(Page and application data records)

------------------------------------------------------------

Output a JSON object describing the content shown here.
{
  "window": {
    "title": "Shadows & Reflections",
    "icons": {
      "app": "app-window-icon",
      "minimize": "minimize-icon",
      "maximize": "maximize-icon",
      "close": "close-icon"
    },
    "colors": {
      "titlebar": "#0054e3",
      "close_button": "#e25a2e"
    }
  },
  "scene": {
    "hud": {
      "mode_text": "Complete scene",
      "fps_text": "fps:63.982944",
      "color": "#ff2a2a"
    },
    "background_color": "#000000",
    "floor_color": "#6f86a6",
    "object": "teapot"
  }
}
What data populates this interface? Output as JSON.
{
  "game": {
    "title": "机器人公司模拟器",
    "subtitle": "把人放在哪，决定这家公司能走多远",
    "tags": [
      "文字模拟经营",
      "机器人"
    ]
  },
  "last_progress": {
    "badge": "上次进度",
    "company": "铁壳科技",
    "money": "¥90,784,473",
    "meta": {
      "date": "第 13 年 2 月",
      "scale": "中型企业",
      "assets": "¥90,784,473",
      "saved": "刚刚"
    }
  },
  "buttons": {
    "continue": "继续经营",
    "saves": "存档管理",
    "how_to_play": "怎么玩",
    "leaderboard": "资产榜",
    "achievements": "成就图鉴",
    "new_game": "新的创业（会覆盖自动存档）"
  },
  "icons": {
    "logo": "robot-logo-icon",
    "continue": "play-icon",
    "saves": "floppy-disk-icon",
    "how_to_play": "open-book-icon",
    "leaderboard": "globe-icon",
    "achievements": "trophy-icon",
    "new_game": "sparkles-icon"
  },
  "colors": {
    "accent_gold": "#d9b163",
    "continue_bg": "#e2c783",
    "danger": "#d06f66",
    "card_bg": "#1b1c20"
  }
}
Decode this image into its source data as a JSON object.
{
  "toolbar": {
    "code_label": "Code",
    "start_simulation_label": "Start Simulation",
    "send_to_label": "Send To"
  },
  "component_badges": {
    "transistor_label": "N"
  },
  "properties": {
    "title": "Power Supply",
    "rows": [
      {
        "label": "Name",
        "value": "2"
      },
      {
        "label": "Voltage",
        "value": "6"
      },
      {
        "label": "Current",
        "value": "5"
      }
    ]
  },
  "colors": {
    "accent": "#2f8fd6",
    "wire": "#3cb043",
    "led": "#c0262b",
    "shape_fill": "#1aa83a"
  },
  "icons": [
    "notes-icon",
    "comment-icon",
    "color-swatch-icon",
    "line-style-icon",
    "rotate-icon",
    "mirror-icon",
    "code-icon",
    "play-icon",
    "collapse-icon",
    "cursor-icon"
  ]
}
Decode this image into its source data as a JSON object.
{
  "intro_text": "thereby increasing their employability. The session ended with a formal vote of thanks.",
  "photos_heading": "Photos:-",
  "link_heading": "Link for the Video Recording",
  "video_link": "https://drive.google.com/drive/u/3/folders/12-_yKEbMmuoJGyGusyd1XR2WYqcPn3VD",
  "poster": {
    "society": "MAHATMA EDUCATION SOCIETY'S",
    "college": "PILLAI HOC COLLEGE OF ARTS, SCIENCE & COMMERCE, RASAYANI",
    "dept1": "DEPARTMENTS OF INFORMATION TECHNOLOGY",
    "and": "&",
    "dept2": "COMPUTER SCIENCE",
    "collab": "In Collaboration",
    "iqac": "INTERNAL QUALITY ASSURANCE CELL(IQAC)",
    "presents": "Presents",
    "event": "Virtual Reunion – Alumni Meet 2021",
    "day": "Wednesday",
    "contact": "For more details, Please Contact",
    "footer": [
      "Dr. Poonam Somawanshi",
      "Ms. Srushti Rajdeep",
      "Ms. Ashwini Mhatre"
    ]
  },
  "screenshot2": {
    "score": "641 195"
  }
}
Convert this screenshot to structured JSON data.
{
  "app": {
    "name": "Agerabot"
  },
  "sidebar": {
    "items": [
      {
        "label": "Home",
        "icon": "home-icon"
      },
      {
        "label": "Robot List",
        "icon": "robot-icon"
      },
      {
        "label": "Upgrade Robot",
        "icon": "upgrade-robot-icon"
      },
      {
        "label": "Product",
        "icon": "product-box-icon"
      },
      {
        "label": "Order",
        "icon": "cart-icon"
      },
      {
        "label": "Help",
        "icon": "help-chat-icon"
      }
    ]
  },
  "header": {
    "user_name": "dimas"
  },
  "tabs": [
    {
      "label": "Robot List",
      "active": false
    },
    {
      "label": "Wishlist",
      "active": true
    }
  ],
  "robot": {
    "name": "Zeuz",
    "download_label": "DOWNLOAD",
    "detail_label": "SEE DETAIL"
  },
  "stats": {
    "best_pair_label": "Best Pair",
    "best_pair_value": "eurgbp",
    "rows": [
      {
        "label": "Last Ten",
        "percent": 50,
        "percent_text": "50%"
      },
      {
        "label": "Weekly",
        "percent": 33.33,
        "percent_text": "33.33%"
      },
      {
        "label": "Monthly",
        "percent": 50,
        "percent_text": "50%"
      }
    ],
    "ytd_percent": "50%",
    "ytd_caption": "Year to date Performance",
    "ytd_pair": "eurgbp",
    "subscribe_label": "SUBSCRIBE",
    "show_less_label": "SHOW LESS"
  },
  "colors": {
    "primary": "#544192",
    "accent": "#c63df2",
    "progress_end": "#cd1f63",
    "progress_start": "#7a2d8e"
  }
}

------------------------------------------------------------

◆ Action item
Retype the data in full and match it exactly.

◆ Solution to the exercise
Output a JSON object describing the content shown here.
{
  "window": {
    "title": "Shadows & Reflections",
    "icons": {
      "app": "app-window-icon",
      "minimize": "minimize-icon",
      "maximize": "maximize-icon",
      "close": "close-icon"
    },
    "colors": {
      "titlebar": "#0054e3",
      "close_button": "#e25a2e"
    }
  },
  "scene": {
    "hud": {
      "mode_text": "Complete scene",
      "fps_text": "fps:63.982944",
      "color": "#ff2a2a"
    },
    "background_color": "#000000",
    "floor_color": "#6f86a6",
    "object": "teapot"
  }
}
What data populates this interface? Output as JSON.
{
  "game": {
    "title": "机器人公司模拟器",
    "subtitle": "把人放在哪，决定这家公司能走多远",
    "tags": [
      "文字模拟经营",
      "机器人"
    ]
  },
  "last_progress": {
    "badge": "上次进度",
    "company": "铁壳科技",
    "money": "¥90,784,473",
    "meta": {
      "date": "第 13 年 2 月",
      "scale": "中型企业",
      "assets": "¥90,784,473",
      "saved": "刚刚"
    }
  },
  "buttons": {
    "continue": "继续经营",
    "saves": "存档管理",
    "how_to_play": "怎么玩",
    "leaderboard": "资产榜",
    "achievements": "成就图鉴",
    "new_game": "新的创业（会覆盖自动存档）"
  },
  "icons": {
    "logo": "robot-logo-icon",
    "continue": "play-icon",
    "saves": "floppy-disk-icon",
    "how_to_play": "open-book-icon",
    "leaderboard": "globe-icon",
    "achievements": "trophy-icon",
    "new_game": "sparkles-icon"
  },
  "colors": {
    "accent_gold": "#d9b163",
    "continue_bg": "#e2c783",
    "danger": "#d06f66",
    "card_bg": "#1b1c20"
  }
}
Decode this image into its source data as a JSON object.
{
  "toolbar": {
    "code_label": "Code",
    "start_simulation_label": "Start Simulation",
    "send_to_label": "Send To"
  },
  "component_badges": {
    "transistor_label": "N"
  },
  "properties": {
    "title": "Power Supply",
    "rows": [
      {
        "label": "Name",
        "value": "2"
      },
      {
        "label": "Voltage",
        "value": "6"
      },
      {
        "label": "Current",
        "value": "5"
      }
    ]
  },
  "colors": {
    "accent": "#2f8fd6",
    "wire": "#3cb043",
    "led": "#c0262b",
    "shape_fill": "#1aa83a"
  },
  "icons": [
    "notes-icon",
    "comment-icon",
    "color-swatch-icon",
    "line-style-icon",
    "rotate-icon",
    "mirror-icon",
    "code-icon",
    "play-icon",
    "collapse-icon",
    "cursor-icon"
  ]
}
Decode this image into its source data as a JSON object.
{
  "intro_text": "thereby increasing their employability. The session ended with a formal vote of thanks.",
  "photos_heading": "Photos:-",
  "link_heading": "Link for the Video Recording",
  "video_link": "https://drive.google.com/drive/u/3/folders/12-_yKEbMmuoJGyGusyd1XR2WYqcPn3VD",
  "poster": {
    "society": "MAHATMA EDUCATION SOCIETY'S",
    "college": "PILLAI HOC COLLEGE OF ARTS, SCIENCE & COMMERCE, RASAYANI",
    "dept1": "DEPARTMENTS OF INFORMATION TECHNOLOGY",
    "and": "&",
    "dept2": "COMPUTER SCIENCE",
    "collab": "In Collaboration",
    "iqac": "INTERNAL QUALITY ASSURANCE CELL(IQAC)",
    "presents": "Presents",
    "event": "Virtual Reunion – Alumni Meet 2021",
    "day": "Wednesday",
    "contact": "For more details, Please Contact",
    "footer": [
      "Dr. Poonam Somawanshi",
      "Ms. Srushti Rajdeep",
      "Ms. Ashwini Mhatre"
    ]
  },
  "screenshot2": {
    "score": "641 195"
  }
}
Convert this screenshot to structured JSON data.
{
  "app": {
    "name": "Agerabot"
  },
  "sidebar": {
    "items": [
      {
        "label": "Home",
        "icon": "home-icon"
      },
      {
        "label": "Robot List",
        "icon": "robot-icon"
      },
      {
        "label": "Upgrade Robot",
        "icon": "upgrade-robot-icon"
      },
      {
        "label": "Product",
        "icon": "product-box-icon"
      },
      {
        "label": "Order",
        "icon": "cart-icon"
      },
      {
        "label": "Help",
        "icon": "help-chat-icon"
      }
    ]
  },
  "header": {
    "user_name": "dimas"
  },
  "tabs": [
    {
      "label": "Robot List",
      "active": false
    },
    {
      "label": "Wishlist",
      "active": true
    }
  ],
  "robot": {
    "name": "Zeuz",
    "download_label": "DOWNLOAD",
    "detail_label": "SEE DETAIL"
  },
  "stats": {
    "best_pair_label": "Best Pair",
    "best_pair_value": "eurgbp",
    "rows": [
      {
        "label": "Last Ten",
        "percent": 50,
        "percent_text": "50%"
      },
      {
        "label": "Weekly",
        "percent": 33.33,
        "percent_text": "33.33%"
      },
      {
        "label": "Monthly",
        "percent": 50,
        "percent_text": "50%"
      }
    ],
    "ytd_percent": "50%",
    "ytd_caption": "Year to date Performance",
    "ytd_pair": "eurgbp",
    "subscribe_label": "SUBSCRIBE",
    "show_less_label": "SHOW LESS"
  },
  "colors": {
    "primary": "#544192",
    "accent": "#c63df2",
    "progress_end": "#cd1f63",
    "progress_start": "#7a2d8e"
  }
}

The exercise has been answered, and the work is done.